A leading economist has warned that the US economic system risks replicating the corruption of his native Italy and has urged fellow academics to take greater responsibility for "promoting a better form of capitalism".
Luigi Zingales, Robert C. McCormack professor of entrepreneurship and finance at the University of Chicago Booth School of Business, made the comments last week at the institution's London campus when discussing his new book, A Capitalism for the People: Recapturing the Lost Genius of American Prosperity.
Twenty-four years ago, he told his audience, he had left his native Italy - "the country which invented the word 'nepotism'...where even emergency room doctors are promoted on the basis of political affiliation instead of ability" - to discover "a sense of freedom" in the US.
Although he had never regretted the decision, he was now "worried about the future" and noticed "signs of degeneration" in the US that he recognised from his youth in Italy.
Professor Zingales pointed, for example, to "a move from reactive lobbying against stupid regulation to proactive lobbying to rig the system in favour of particular industries", as well as the creation of "fake grass-roots organisations" known as "astroturfing".
The "average American's sense of disenfranchisement", accompanied by vast income differentials, now provided "conditions ripe for populist revolt", he said.
Although they might seem very different, continued Professor Zingales, the Tea Party's assault on "big government" and the Occupy movement's anger at huge corporations were in reality both responses to "a Leviathan with two faces".

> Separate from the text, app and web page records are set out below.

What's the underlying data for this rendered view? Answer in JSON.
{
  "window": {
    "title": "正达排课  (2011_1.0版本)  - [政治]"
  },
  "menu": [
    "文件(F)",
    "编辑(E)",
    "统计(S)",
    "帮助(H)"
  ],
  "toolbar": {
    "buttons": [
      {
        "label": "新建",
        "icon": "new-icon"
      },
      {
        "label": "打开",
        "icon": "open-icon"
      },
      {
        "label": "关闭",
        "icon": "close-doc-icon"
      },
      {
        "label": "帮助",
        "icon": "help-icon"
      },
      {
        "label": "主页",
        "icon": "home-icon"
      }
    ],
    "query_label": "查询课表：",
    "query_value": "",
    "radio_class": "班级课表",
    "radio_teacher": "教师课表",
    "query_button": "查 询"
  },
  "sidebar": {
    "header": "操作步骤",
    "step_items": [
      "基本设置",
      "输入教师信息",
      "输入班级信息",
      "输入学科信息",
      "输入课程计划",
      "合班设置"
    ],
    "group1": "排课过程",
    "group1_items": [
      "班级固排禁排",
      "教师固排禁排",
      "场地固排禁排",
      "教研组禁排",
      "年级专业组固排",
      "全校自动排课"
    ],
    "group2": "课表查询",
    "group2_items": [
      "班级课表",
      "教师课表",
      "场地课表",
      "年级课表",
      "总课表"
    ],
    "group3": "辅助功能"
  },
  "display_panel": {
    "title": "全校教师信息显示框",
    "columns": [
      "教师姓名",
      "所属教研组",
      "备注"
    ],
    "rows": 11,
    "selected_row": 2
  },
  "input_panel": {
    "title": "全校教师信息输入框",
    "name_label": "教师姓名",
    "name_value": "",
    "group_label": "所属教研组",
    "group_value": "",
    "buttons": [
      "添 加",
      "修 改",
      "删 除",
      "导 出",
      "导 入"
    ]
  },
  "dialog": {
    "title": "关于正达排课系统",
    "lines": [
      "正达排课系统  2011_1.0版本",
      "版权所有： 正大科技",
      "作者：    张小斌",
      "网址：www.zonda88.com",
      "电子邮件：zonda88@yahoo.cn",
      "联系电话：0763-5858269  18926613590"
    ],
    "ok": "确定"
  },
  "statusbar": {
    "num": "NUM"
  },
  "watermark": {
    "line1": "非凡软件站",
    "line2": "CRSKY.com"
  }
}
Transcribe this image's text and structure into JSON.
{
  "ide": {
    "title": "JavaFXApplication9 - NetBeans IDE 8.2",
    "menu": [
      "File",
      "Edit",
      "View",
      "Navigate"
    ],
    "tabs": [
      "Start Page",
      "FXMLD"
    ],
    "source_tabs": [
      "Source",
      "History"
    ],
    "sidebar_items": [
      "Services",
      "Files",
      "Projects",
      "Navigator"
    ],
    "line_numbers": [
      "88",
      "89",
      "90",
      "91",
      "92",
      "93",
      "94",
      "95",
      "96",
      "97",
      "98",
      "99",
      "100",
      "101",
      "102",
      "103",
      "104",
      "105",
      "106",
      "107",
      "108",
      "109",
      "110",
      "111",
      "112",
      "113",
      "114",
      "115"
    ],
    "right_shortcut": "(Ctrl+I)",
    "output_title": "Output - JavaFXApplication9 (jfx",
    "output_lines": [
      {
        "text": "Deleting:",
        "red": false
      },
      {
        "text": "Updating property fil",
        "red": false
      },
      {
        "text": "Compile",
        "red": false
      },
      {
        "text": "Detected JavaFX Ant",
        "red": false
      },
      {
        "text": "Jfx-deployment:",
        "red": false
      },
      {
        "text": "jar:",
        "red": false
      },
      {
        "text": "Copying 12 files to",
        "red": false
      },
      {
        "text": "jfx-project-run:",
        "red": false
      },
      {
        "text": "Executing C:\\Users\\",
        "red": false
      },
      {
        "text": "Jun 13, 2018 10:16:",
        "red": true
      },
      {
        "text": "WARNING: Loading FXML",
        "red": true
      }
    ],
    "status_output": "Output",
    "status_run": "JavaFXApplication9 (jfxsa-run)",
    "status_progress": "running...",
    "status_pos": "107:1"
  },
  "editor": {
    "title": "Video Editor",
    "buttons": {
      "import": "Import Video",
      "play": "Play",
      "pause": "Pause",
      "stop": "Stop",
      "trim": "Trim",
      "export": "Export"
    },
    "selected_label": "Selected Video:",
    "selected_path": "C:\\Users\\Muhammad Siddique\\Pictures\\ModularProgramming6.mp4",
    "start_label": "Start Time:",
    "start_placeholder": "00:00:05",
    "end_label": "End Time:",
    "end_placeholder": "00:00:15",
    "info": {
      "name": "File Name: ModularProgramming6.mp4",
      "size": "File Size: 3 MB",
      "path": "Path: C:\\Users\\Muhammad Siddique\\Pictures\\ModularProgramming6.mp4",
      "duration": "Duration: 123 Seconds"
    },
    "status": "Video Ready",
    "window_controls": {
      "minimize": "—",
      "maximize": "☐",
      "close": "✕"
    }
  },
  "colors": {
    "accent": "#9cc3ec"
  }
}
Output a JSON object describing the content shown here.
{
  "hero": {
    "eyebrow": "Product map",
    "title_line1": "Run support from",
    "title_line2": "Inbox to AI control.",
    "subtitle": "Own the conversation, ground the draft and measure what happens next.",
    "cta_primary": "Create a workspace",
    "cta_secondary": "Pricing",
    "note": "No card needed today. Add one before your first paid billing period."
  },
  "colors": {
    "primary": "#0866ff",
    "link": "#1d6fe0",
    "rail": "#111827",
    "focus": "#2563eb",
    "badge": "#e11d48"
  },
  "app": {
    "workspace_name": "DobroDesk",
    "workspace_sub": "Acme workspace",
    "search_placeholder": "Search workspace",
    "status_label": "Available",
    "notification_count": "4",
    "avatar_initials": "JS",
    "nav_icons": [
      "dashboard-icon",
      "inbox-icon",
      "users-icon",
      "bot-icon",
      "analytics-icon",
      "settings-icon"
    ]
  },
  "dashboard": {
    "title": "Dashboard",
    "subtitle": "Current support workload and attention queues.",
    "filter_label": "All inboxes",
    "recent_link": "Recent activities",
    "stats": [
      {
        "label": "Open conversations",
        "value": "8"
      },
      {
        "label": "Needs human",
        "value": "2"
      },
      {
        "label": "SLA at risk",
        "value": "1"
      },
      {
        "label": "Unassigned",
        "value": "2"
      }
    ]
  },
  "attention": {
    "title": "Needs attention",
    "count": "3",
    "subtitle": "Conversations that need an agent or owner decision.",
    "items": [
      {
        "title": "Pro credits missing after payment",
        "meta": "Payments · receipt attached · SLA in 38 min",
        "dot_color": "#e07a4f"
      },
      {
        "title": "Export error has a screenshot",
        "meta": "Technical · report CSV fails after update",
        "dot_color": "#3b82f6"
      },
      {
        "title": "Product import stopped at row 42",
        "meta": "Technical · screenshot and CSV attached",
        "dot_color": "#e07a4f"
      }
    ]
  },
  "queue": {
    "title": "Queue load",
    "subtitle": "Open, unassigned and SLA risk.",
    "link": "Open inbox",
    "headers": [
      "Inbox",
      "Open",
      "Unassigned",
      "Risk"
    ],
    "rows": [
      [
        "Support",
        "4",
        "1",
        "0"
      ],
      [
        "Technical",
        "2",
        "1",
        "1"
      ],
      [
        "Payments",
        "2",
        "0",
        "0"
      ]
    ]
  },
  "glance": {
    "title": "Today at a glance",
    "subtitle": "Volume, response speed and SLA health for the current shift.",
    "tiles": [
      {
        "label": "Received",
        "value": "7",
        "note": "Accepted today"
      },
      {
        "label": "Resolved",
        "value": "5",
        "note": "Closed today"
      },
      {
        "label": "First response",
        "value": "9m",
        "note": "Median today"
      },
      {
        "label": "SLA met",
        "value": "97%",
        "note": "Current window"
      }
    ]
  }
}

Nonetheless, he believed it was possible "to channel the outrage to promote and not destroy markets" and find ways to regulate business "simple enough even for congressmen to understand". Academics had an important role to play, he said.
Business schools, in Professor Zingales' view, had failed to "do a good job in inculcating social norms".
"We have to stand up for good ways of doing business - because we have an interest in promoting a better form of capitalism and the survival of free markets," he said.
"We need to speak out against business behaviour which is bad for the economy and society, even when it is legal."
One example he cited was introducing "modern marketing methods" into the gambling industry, which translated into targeting people likely to become addicted.
It was also important, urged Professor Zingales, for academics to be much more aware and honest about conflicts of interest and the dangers of bias. Just as regulators, who have to maintain friendly relations with the industries they oversee, can easily become "captured" by them, researchers are often subject to a similar form of "intellectual capture", he argued.
Academics working in highly specialised areas such as financial derivatives or nuclear engineering had strong incentives not to be too critical if they hoped for jobs or consultancy assignments in the field, he suggested.
"Experts", concluded Professor Zingales, were often "too embedded" to act as reliable sources of information.